In sum, I am a bit nervous about obtaining tenure. Although I have the necessary requirements for becoming a tenured professor – innovative and culturally responsive publications, stellar teaching evaluations, and leadership in service positons across both the University and Chicago community – I do wonder if my efforts will be rewarded with academic job security. My doubts are no doubt supported by the latest data which suggests that “African American proportionate presence among tenured full-time faculty has actually declined from 6.3% to 5.8%” (Advancing Higher Education, 2016). Nonetheless, I am proud of both my motherhood and academic story stemming from age 22 to 39. I am an African American academic with four beautiful children. My contributions to both academia and my family are invaluable. I am the living embodiment of scholarly and familial traditions from Fisk University to my loving mother.

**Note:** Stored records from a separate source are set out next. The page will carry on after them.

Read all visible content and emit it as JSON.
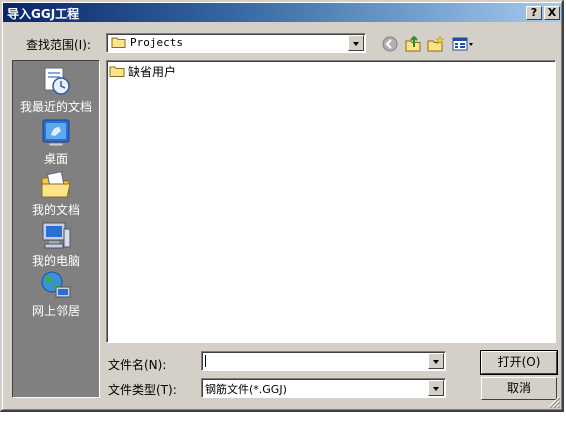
{
  "window": {
    "title": "导入GGJ工程"
  },
  "titlebar": {
    "help_label": "?",
    "close_label": "X"
  },
  "lookin": {
    "label": "查找范围(I):",
    "value": "Projects"
  },
  "places": [
    {
      "label": "我最近的文档",
      "icon": "recent-docs-icon"
    },
    {
      "label": "桌面",
      "icon": "desktop-icon"
    },
    {
      "label": "我的文档",
      "icon": "my-documents-icon"
    },
    {
      "label": "我的电脑",
      "icon": "my-computer-icon"
    },
    {
      "label": "网上邻居",
      "icon": "network-icon"
    }
  ],
  "files": [
    {
      "name": "缺省用户",
      "icon": "folder-icon"
    }
  ],
  "filename": {
    "label": "文件名(N):",
    "value": ""
  },
  "filetype": {
    "label": "文件类型(T):",
    "value": "钢筋文件(*.GGJ)"
  },
  "buttons": {
    "open": "打开(O)",
    "cancel": "取消"
  },
  "colors": {
    "title_start": "#0a246a",
    "title_end": "#a6caf0",
    "face": "#d4d0c8",
    "places_bg": "#808080"
  }
}
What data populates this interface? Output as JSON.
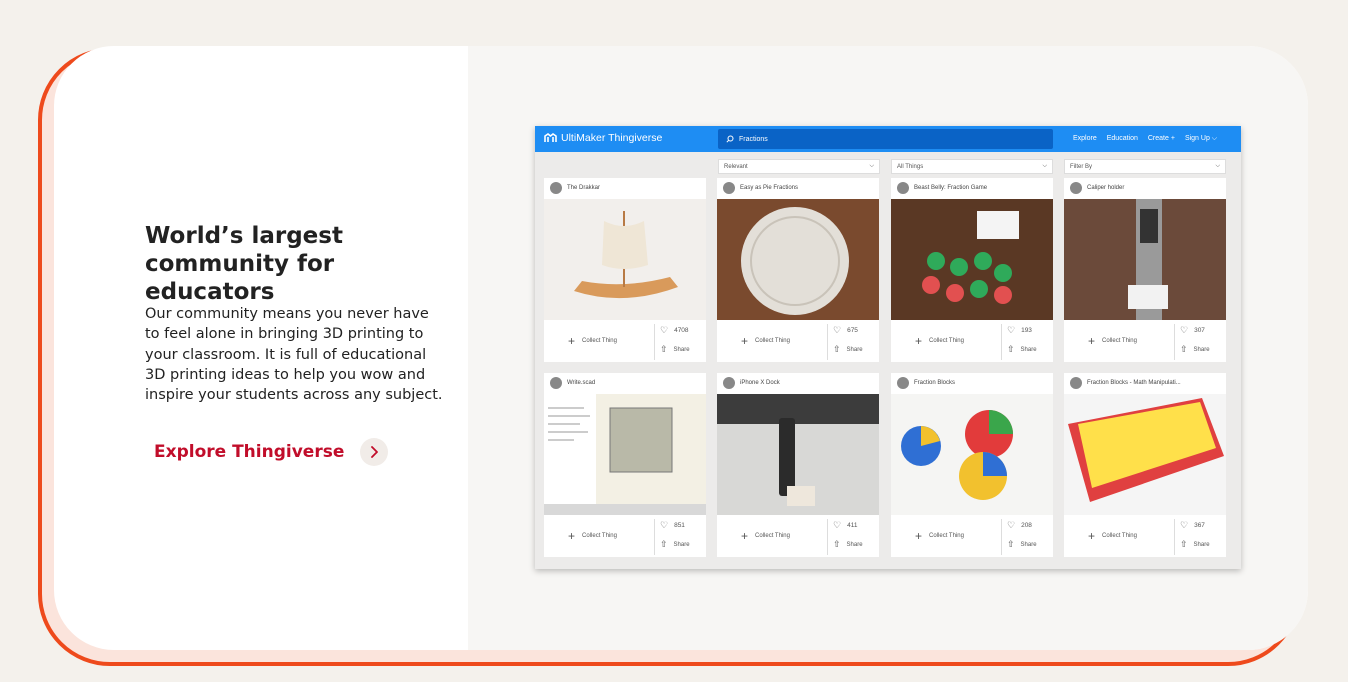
{
  "section": {
    "heading_line1": "World’s largest",
    "heading_line2": "community for educators",
    "body": "Our community means you never have to feel alone in bringing 3D printing to your classroom. It is full of educational 3D printing ideas to help you wow and inspire your students across any subject.",
    "cta_label": "Explore Thingiverse"
  },
  "colors": {
    "accent": "#c10d2a",
    "frame": "#ee4a1c",
    "topbar": "#1e8df3"
  },
  "screenshot": {
    "brand": "UltiMaker Thingiverse",
    "search_value": "Fractions",
    "nav": [
      "Explore",
      "Education",
      "Create",
      "Sign Up"
    ],
    "filters": [
      "Relevant",
      "All Things",
      "Filter By"
    ],
    "collect_label": "Collect Thing",
    "share_label": "Share",
    "things": [
      {
        "title": "The Drakkar",
        "likes": "4708"
      },
      {
        "title": "Easy as Pie Fractions",
        "likes": "675"
      },
      {
        "title": "Beast Belly: Fraction Game",
        "likes": "193"
      },
      {
        "title": "Caliper holder",
        "likes": "307"
      },
      {
        "title": "Write.scad",
        "likes": "851"
      },
      {
        "title": "iPhone X Dock",
        "likes": "411"
      },
      {
        "title": "Fraction Blocks",
        "likes": "208"
      },
      {
        "title": "Fraction Blocks - Math Manipulati...",
        "likes": "367"
      }
    ]
  }
}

Advancing Higher Education (2016). Taking the measure of faculty diversity. TIAA Institute.
Harris-Perry, M. (2011). Sister citizen: shame, stereotypes, and black women in America:
For colored girls who’ve considered politics when being strong isn’t enough. New Haven, CT: Yale University Press.
Hill Collins, Patricia. (1990). Black feminist thought: knowledge, consciousness, and the politics of empowerment. Boston: Unwin Hyman.
Moynihan, D.P. (1965). The Negro family. The case for national action. U.S. Department of Labor. Office of Policy Planning and Research.
National Science Foundation (April 2015). Doctorate recipients from U.S. Universities 2013. National Center for Science and Engineering Statistics.
Pew Research Center. (2015). Family size among mothers. Retrieved from http: pewsocialtrends.org/2015/05/07/family-size-among-mothers/
Roberts. D. (1997). Killing the black body. New York: Vintage Books.